So the question is, why did the council throw money at the football club without having proper securities on their investment, how come their oversight was so bad that they allowed it to get this far, and where did the £10.25m go?
A takeover of Northampton Town by Kelvin Thomas, a former Oxford United chairman, is proceeding, after the council agreed not to seek repayment from the club itself.
Meanwhile up the road at Leeds, insanity of a different type rules. They are owned by Italian tax evader Massimo Cellino, who has been banned from running a club by the League but continues to do so, because every time he is banned he appeals. One might imagine that if Cellino is fit and proper so are most financial criminals.
In essence a person is barred from being a director or owner of more than 30% of a league club if he or she is convicted of a criminal offence of dishonesty. Yet Cellino has been banned for a second time, but is still running the show because he is appealing.
He did say he would sell the club to Leeds Fans United four weeks ago for £30m he then changed his mind. But meanwhile he is about to be banned (most likely) from having 30.01% ownership. But probably nothing will happen. Last time he resigned from his post before returning to the club’s board as chairman upon the expiry of his disqualification. He’ll probably do that again especially since the League did nothing about the fact that he did not get rid of his shares but simply carried on owning them.
No address is given at Companies House for the ultimate corporate owner Leeds Utd save for a property development company in Cagliari. The owner of that company is not revealed.
When asked how Cellino complied with the ban on ownership last time The Football League would not say, as it was a “confidential” matter. That gives me a lot of faith not least because if he did dispose of ownership last time there should be a record of it coming back into his possession after the ban, and there isn’t.
We also have the fun of Tim Kerr QC, who ran the appeal last time, putting up the case that Cellino that could have evaded the tax without being dishonest and that dishonesty has to be proven. The judge said that the evasion of over £300,000 import duty on a yacht had to be dishonest.
In another bit of fun, the ruling Conservative Liberal coalition in an effort to help crooks who might be inclined to give donations to political parties, reduced from five years to one the period after which a conviction punished by a fine becomes “spent”. This time, if his appeal fails, he will be not “fit and proper” for only 223 days.
But there are more criminal cases against him pending in Cagliari.
The argument of “no convicted criminals to own our historic clubs” is a simple one. The League says Cellino satisfied this test last time he was banned and no doubt he will again if he loses his appeal. It is a useless protection; we do need something better.

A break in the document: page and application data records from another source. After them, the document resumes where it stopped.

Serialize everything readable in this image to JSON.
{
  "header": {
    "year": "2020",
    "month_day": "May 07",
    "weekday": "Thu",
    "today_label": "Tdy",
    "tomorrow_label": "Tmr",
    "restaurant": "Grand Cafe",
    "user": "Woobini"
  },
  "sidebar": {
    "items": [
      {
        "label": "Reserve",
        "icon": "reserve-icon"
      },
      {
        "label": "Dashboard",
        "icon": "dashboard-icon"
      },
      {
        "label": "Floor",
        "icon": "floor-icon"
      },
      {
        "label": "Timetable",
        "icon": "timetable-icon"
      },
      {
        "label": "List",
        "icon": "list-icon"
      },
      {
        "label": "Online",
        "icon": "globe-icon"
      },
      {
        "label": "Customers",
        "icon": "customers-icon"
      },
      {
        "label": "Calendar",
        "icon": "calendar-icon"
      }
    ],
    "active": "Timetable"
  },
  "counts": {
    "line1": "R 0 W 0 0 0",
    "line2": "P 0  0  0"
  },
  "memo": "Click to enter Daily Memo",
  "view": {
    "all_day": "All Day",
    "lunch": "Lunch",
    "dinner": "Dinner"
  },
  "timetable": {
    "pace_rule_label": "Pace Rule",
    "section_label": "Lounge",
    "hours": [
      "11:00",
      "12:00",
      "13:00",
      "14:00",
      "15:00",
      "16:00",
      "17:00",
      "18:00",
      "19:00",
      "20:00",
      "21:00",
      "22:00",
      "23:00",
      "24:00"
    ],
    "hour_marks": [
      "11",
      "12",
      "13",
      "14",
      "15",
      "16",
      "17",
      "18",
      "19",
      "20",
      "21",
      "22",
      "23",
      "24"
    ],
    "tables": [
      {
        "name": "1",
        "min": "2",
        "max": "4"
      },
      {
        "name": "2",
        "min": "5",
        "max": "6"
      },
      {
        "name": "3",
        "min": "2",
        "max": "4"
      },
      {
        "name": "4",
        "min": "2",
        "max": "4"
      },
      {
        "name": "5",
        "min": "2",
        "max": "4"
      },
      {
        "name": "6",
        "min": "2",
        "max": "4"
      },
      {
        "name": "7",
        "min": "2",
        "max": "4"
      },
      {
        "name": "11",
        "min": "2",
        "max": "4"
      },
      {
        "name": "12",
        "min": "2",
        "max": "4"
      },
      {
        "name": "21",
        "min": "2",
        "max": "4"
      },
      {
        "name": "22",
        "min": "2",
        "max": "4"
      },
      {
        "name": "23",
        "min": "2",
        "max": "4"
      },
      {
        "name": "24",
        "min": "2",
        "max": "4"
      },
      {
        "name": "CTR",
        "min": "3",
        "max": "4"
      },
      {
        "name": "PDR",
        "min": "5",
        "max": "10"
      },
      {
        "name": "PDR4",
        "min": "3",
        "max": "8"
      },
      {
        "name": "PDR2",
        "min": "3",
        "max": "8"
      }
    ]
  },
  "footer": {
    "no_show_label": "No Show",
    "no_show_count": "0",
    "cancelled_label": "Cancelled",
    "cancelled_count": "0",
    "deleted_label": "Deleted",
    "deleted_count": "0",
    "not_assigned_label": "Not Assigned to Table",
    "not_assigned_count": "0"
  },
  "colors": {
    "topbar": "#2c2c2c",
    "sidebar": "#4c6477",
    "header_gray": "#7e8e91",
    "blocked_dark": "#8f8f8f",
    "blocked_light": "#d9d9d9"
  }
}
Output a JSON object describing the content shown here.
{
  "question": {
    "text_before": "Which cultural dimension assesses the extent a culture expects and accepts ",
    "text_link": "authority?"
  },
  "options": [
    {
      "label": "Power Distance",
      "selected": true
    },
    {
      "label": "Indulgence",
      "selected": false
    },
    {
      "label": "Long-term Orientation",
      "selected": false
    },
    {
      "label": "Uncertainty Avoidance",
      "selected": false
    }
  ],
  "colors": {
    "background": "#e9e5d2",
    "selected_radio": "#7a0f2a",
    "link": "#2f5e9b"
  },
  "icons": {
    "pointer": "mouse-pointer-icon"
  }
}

Leeds were formed in 1919 after the collapse of Leeds City who were banned from the league for financial irregularities. In effect Leeds Utd simply took over Leeds City’s facilities and ultimately place in the league. Northampton Town were formed in 1897. Curiously before coming to Arsenal, Herbert Chapman was manager of Northampton Town (in the Southern League) and Leeds City.